Back in January, I said, “I think this might be the year that someone other than Navy finally wins the Patriot League.” Two months later, after Navy ran over Colgate to put themselves at 5-0 in the Patriot League heading into the Army game, I felt like an idiot; it looked like it would be business as usual in Patriot League lacrosse. Oh Lord how I wish I still felt like an idiot. Colgate beat Navy 12-9 in the semifinals of the Patriot League tournament, ending Navy’s season and punctuating a slide that began with a lackluster performance against Army. The Mids ended the season at 9-5.
Navy’s defense this year, except for a couple of slip-ups, was as solid as advertised. Both Matt Coughlin and Tommy Phelan were effective in goal. But what on earth happened to the offense? Talking with some dedicated followers of the program before the season, they all agreed that Richie Meade’s offense this year was going to be conservative. And conservative it was, seemingly placing greater value in posessing the ball than generating scoring opportunities. That was fine when the Mids were playing the first half of their schedule. When the tougher second half came around, it didn’t cut the mustard. The offense only scored 6.7 goals per game in the second half of the season, meaning Navy’s defense would have to play close to perfect in order for the team to have any shot at winning. The defense actually did achieve near-perfection in a few games. But if Navy’s opponent got out to a multi-goal lead, the offense couldn’t make up the difference, resorting to easily-saved desperation shots.

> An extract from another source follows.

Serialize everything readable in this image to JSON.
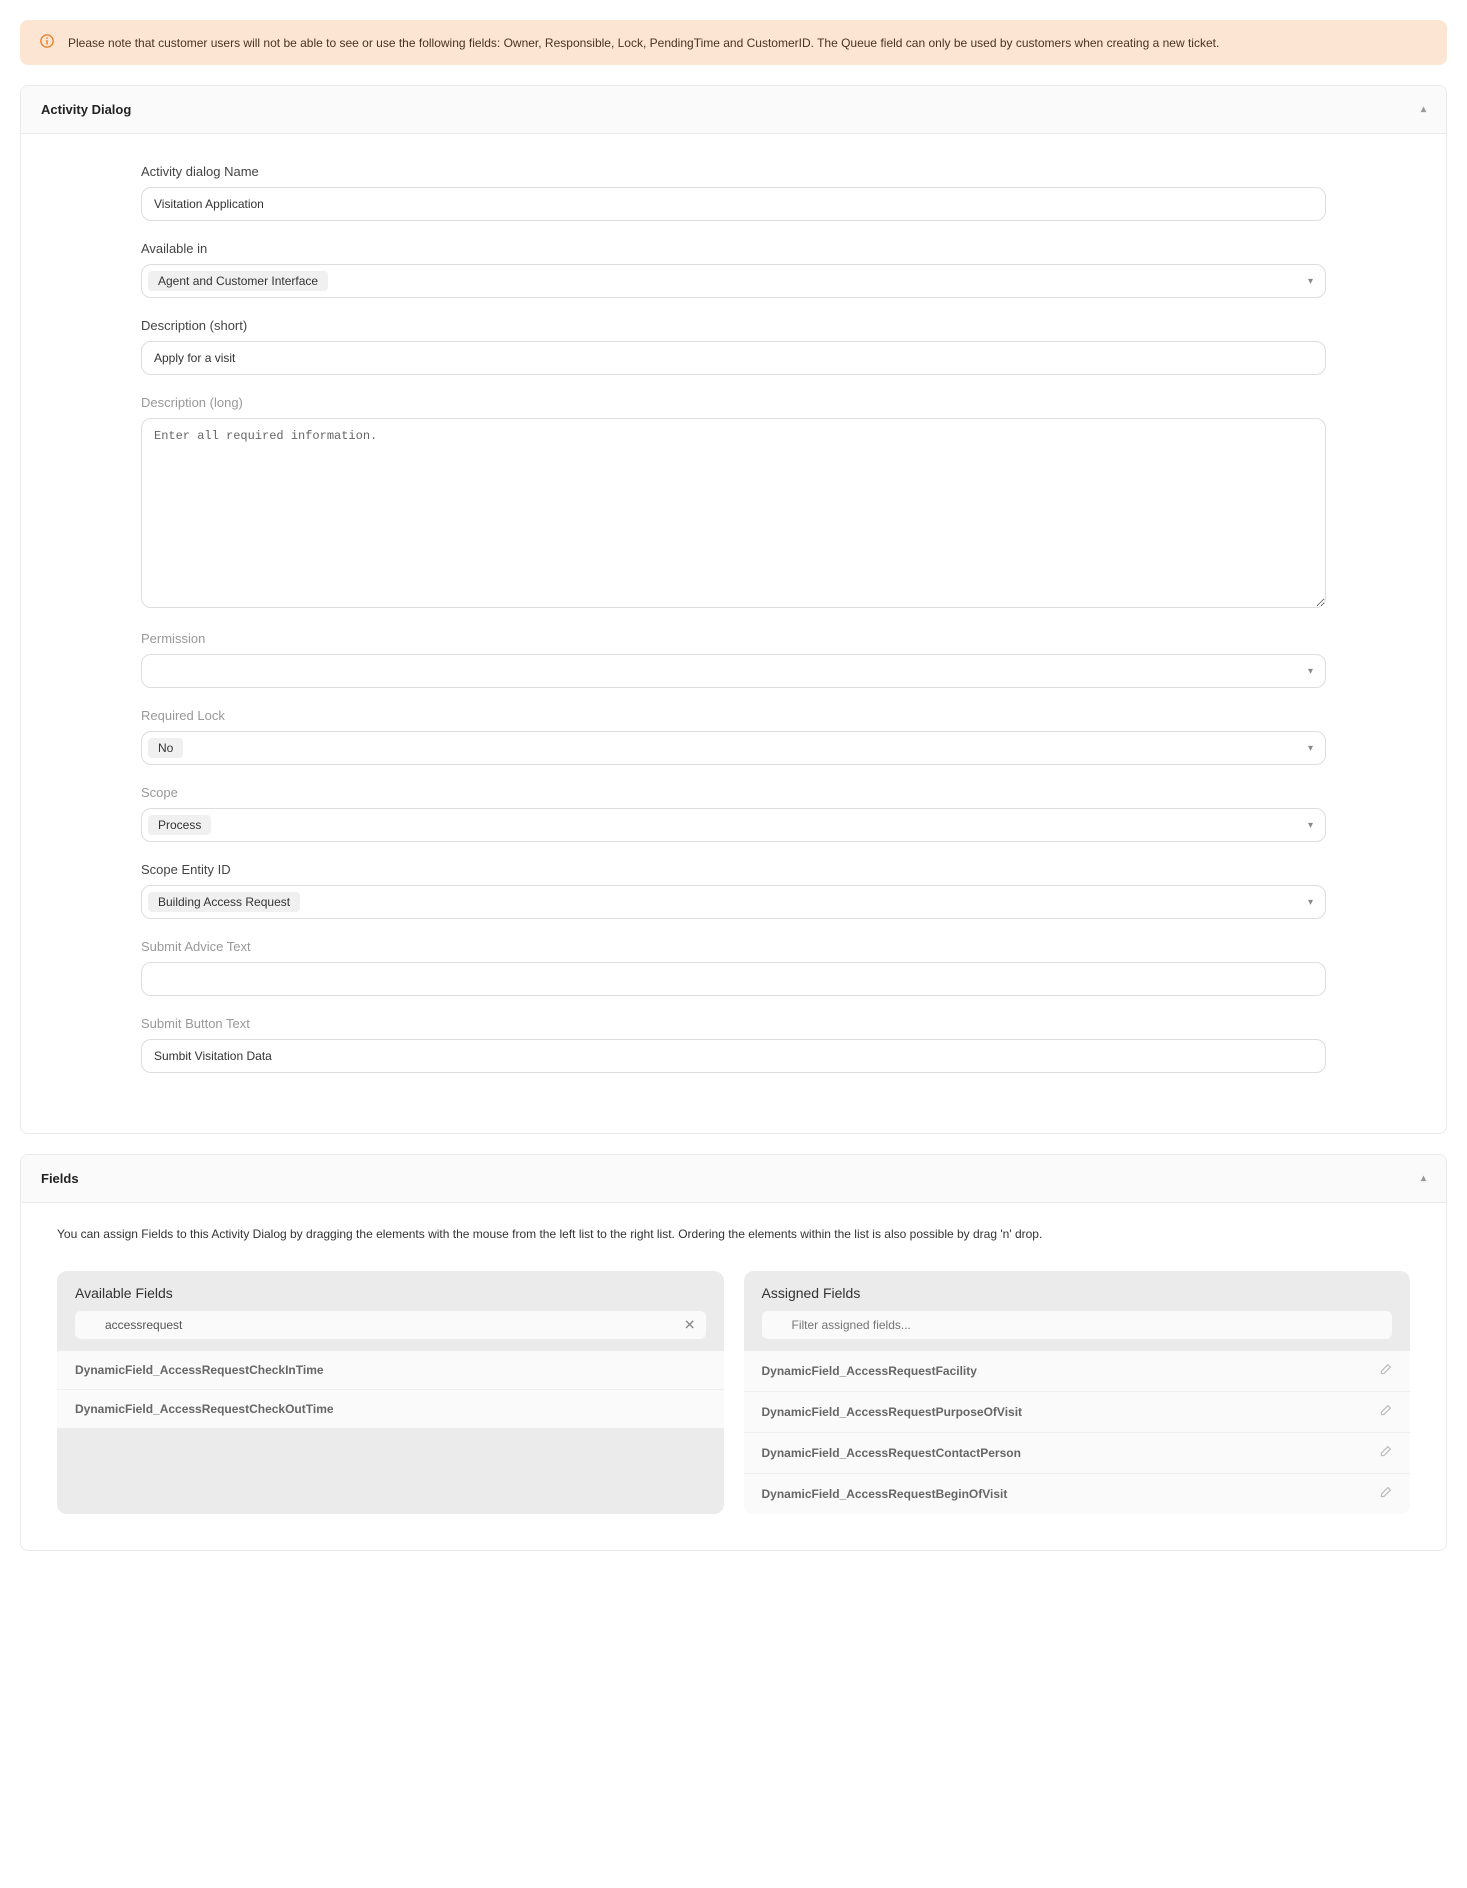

The question now is whether Coach Meade’s offense was conservative because he thought it had to be, or conservative because that’s just the way he does things. Part of the reason why so many people anticipated Navy’s offense would want to slow things down this year was because of how young it would be. With the graduation of Ian Dingman and Billy Looney, Navy lost 53 goals from its biggest inside-outside threats. Nick Mirabito was returning, but his supporting cast of Tim Paul, Patrick Moran, and Basil Daratsos were all sophomores. Seeing this, the Navy gameplan appeared to be to slow the game down and take pressure off of the young offense, with the thinking that in low-scoring games, the team with the best defense has an advantage. Maybe, maybe not. It didn’t work at the end of the year, anyway. But what about next year? Paul and Moran will both be juniors. Daratsos, who was nowhere near 100% recovered from his ACL injury, should be much closer to the form of his freshman campaign in which he scored 17 goals. Bruce Nechanicky should be back to quarterback the offense after his own ACL injury before the season. Is this enough for Coach Meade to decide to open the floodgates a little? We’ll see. Let’s hope so.